→ **Task to complete**
Find the string "students" in the data, and copy out each line that has it.

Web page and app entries
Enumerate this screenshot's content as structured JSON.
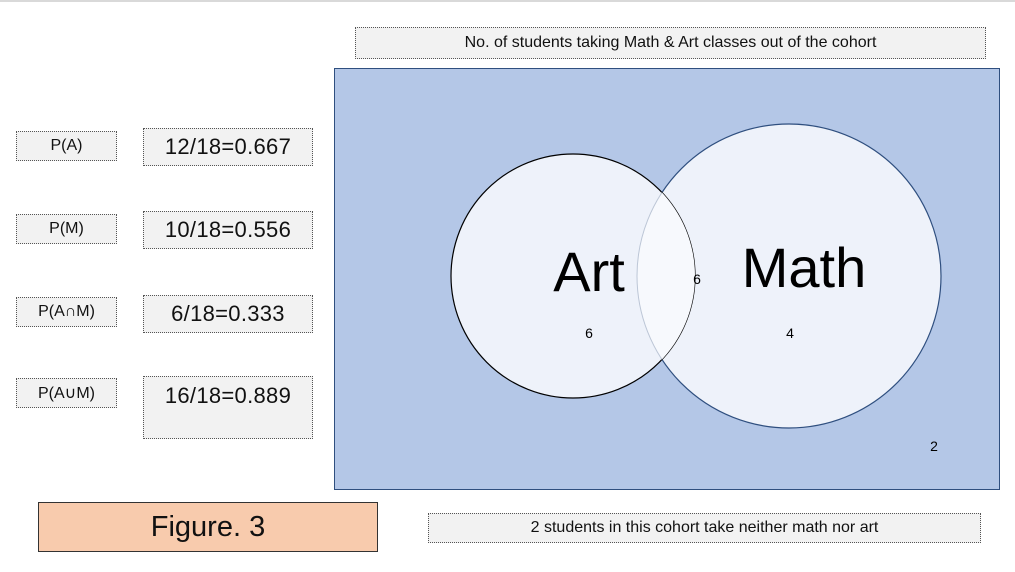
{
  "title": "No. of students taking Math & Art classes out of the cohort",
  "probabilities": [
    {
      "label": "P(A)",
      "value": "12/18=0.667"
    },
    {
      "label": "P(M)",
      "value": "10/18=0.556"
    },
    {
      "label": "P(A∩M)",
      "value": "6/18=0.333"
    },
    {
      "label": "P(A∪M)",
      "value": "16/18=0.889"
    }
  ],
  "venn": {
    "art_label": "Art",
    "math_label": "Math",
    "art_only": "6",
    "intersection": "6",
    "math_only": "4",
    "neither": "2",
    "colors": {
      "universe": "#b4c7e7",
      "circle_fill": "#eef2fa",
      "art_stroke": "#000000",
      "math_stroke": "#2f4f7f"
    }
  },
  "caption": "2 students in this cohort take neither math nor art",
  "figure_label": "Figure. 3"
}
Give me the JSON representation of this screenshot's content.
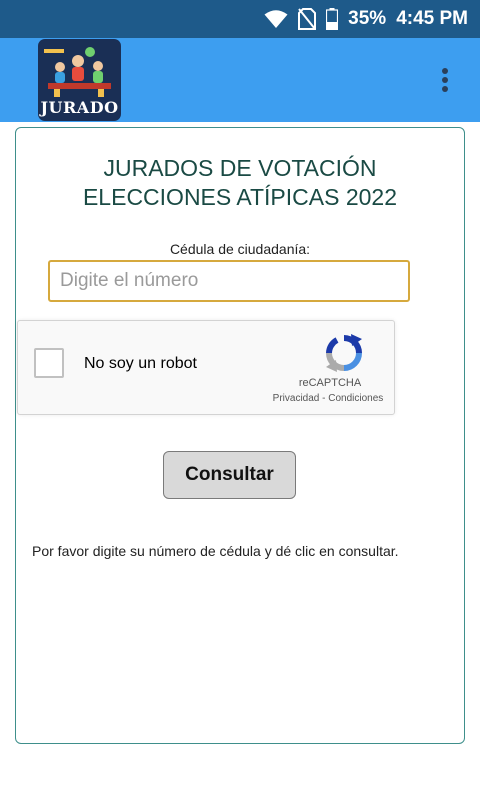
{
  "status_bar": {
    "icons": [
      "wifi-icon",
      "no-sim-icon",
      "battery-icon"
    ],
    "battery_percent": "35%",
    "time": "4:45 PM"
  },
  "app_bar": {
    "logo_text": "JURADO",
    "menu_icon": "more-vert-icon"
  },
  "form": {
    "title_line1": "JURADOS DE VOTACIÓN",
    "title_line2": "ELECCIONES ATÍPICAS 2022",
    "cedula_label": "Cédula de ciudadanía:",
    "cedula_placeholder": "Digite el número",
    "cedula_value": "",
    "recaptcha": {
      "label": "No soy un robot",
      "brand": "reCAPTCHA",
      "privacy": "Privacidad",
      "separator": " - ",
      "terms": "Condiciones",
      "checked": false
    },
    "submit_label": "Consultar",
    "help_text": "Por favor digite su número de cédula y dé clic en consultar."
  },
  "colors": {
    "status_bar": "#1e5a8a",
    "app_bar": "#3d9ef0",
    "card_border": "#3e8f8b",
    "title": "#1a4a44",
    "input_border": "#d6a93d"
  }
}
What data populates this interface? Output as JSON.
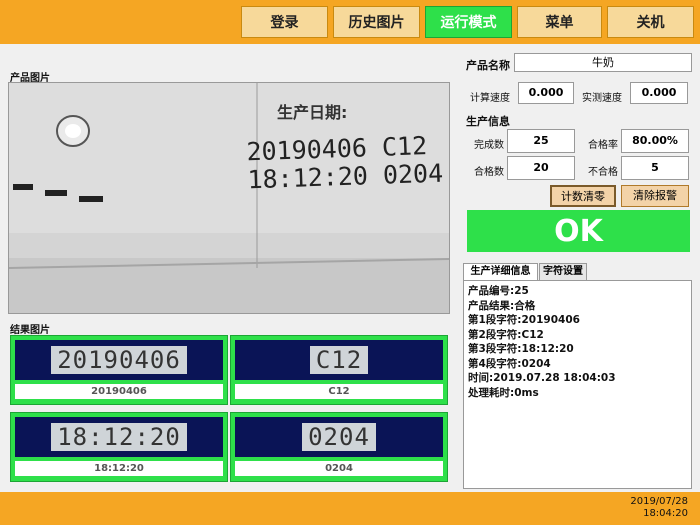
{
  "topbar": {
    "buttons": [
      {
        "label": "登录",
        "active": false
      },
      {
        "label": "历史图片",
        "active": false
      },
      {
        "label": "运行模式",
        "active": true
      },
      {
        "label": "菜单",
        "active": false
      },
      {
        "label": "关机",
        "active": false
      }
    ]
  },
  "left": {
    "camera_title": "产品图片",
    "camera_text": {
      "header": "生产日期:",
      "line1": "20190406 C12",
      "line2": "18:12:20 0204"
    },
    "result_title": "结果图片",
    "results": [
      {
        "image_text": "20190406",
        "caption": "20190406"
      },
      {
        "image_text": "C12",
        "caption": "C12"
      },
      {
        "image_text": "18:12:20",
        "caption": "18:12:20"
      },
      {
        "image_text": "0204",
        "caption": "0204"
      }
    ]
  },
  "right": {
    "product_name_label": "产品名称",
    "product_name": "牛奶",
    "calc_speed_label": "计算速度",
    "calc_speed": "0.000",
    "measured_speed_label": "实测速度",
    "measured_speed": "0.000",
    "production_info_label": "生产信息",
    "completed_label": "完成数",
    "completed": "25",
    "pass_rate_label": "合格率",
    "pass_rate": "80.00%",
    "pass_count_label": "合格数",
    "pass_count": "20",
    "fail_label": "不合格",
    "fail_count": "5",
    "reset_count_btn": "计数清零",
    "clear_alarm_btn": "清除报警",
    "status": "OK",
    "status_color": "#2ee04a",
    "tabs": [
      "生产详细信息",
      "字符设置"
    ],
    "detail_lines": [
      "产品编号:25",
      "产品结果:合格",
      "第1段字符:20190406",
      "第2段字符:C12",
      "第3段字符:18:12:20",
      "第4段字符:0204",
      "时间:2019.07.28 18:04:03",
      "处理耗时:0ms"
    ]
  },
  "footer": {
    "date": "2019/07/28",
    "time": "18:04:20"
  }
}
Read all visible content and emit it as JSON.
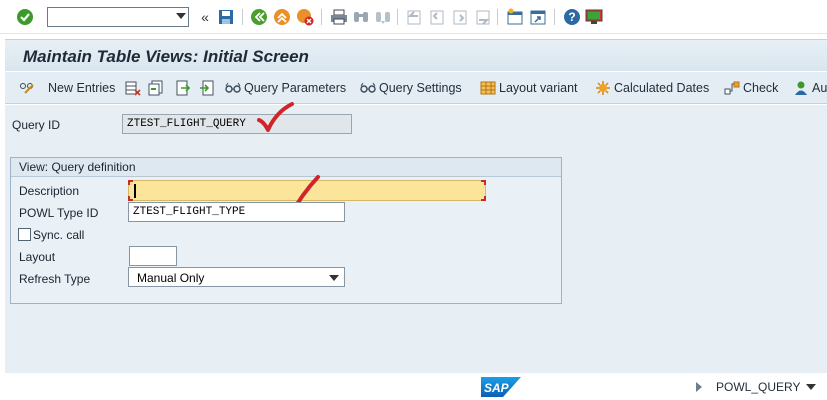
{
  "systoolbar": {
    "command_value": "",
    "icons": [
      "enter-icon",
      "command-dropdown-icon",
      "collapse-icon",
      "save-icon",
      "back-icon",
      "exit-icon",
      "cancel-icon",
      "print-icon",
      "find-icon",
      "find-next-icon",
      "first-page-icon",
      "previous-page-icon",
      "next-page-icon",
      "last-page-icon",
      "create-session-icon",
      "shortcut-icon",
      "help-icon",
      "customize-layout-icon"
    ]
  },
  "title": "Maintain Table Views: Initial Screen",
  "apptoolbar": {
    "new_entries": "New Entries",
    "query_parameters": "Query Parameters",
    "query_settings": "Query Settings",
    "layout_variant": "Layout variant",
    "calculated_dates": "Calculated Dates",
    "check": "Check",
    "truncated": "Au"
  },
  "form": {
    "query_id_label": "Query ID",
    "query_id_value": "ZTEST_FLIGHT_QUERY",
    "group_title": "View: Query definition",
    "description_label": "Description",
    "description_value": "",
    "powl_type_label": "POWL Type ID",
    "powl_type_value": "ZTEST_FLIGHT_TYPE",
    "sync_call_label": "Sync. call",
    "sync_call_checked": false,
    "layout_label": "Layout",
    "layout_value": "",
    "refresh_type_label": "Refresh Type",
    "refresh_type_value": "Manual Only"
  },
  "status": {
    "logo": "SAP",
    "program": "POWL_QUERY"
  },
  "colors": {
    "accent_red": "#d0242a",
    "highlight_field": "#fbe59b",
    "enter_green": "#3c9a2a"
  }
}
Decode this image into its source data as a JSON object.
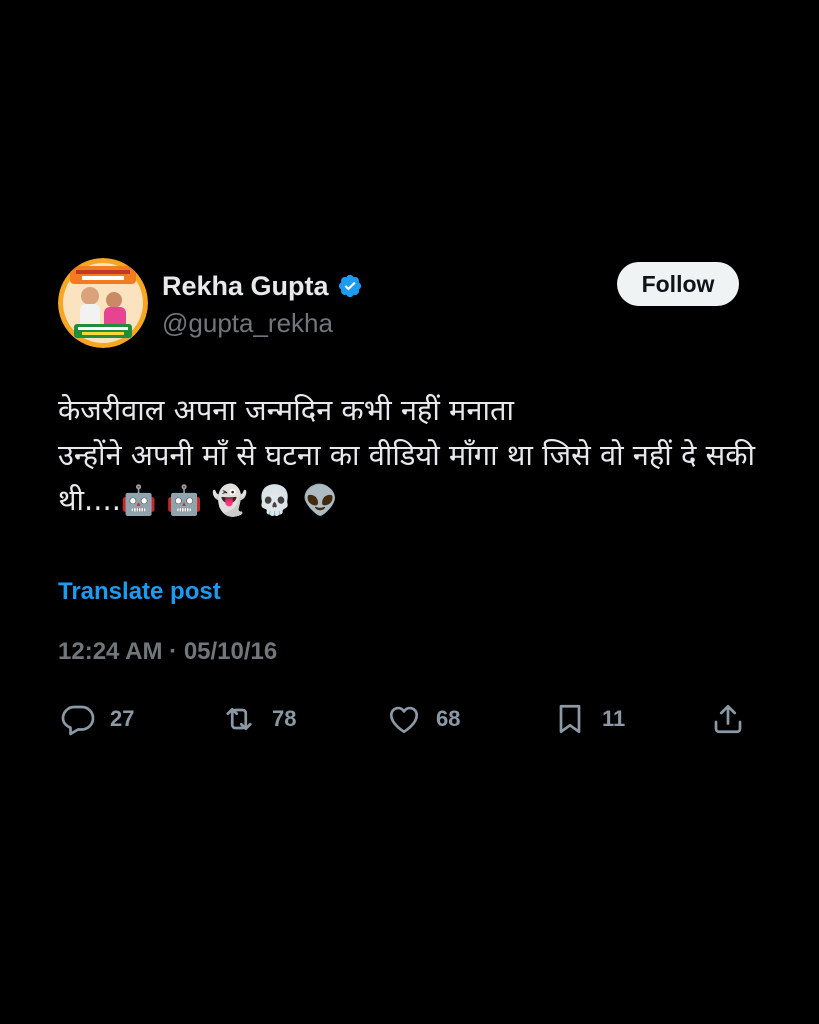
{
  "tweet": {
    "display_name": "Rekha Gupta",
    "handle": "@gupta_rekha",
    "follow_label": "Follow",
    "text": "केजरीवाल अपना जन्मदिन कभी नहीं मनाता\nउन्होंने अपनी माँ से घटना का वीडियो माँगा था जिसे वो नहीं दे सकी थी....🤖 🤖 👻 💀 👽",
    "translate_label": "Translate post",
    "timestamp": "12:24 AM · 05/10/16",
    "metrics": {
      "replies": "27",
      "reposts": "78",
      "likes": "68",
      "bookmarks": "11"
    }
  },
  "icons": {
    "verified": "verified-badge-icon",
    "reply": "comment-bubble-icon",
    "repost": "repost-arrows-icon",
    "like": "heart-icon",
    "bookmark": "bookmark-icon",
    "share": "share-upload-icon"
  },
  "colors": {
    "background": "#000000",
    "text_primary": "#e7e9ea",
    "text_secondary": "#71767b",
    "accent_blue": "#1d9bf0",
    "follow_bg": "#eff3f4"
  }
}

→ **Response below**
  "title": "No. of students taking Math & Art classes out of the cohort",
  "caption": "2 students in this cohort take neither math nor art",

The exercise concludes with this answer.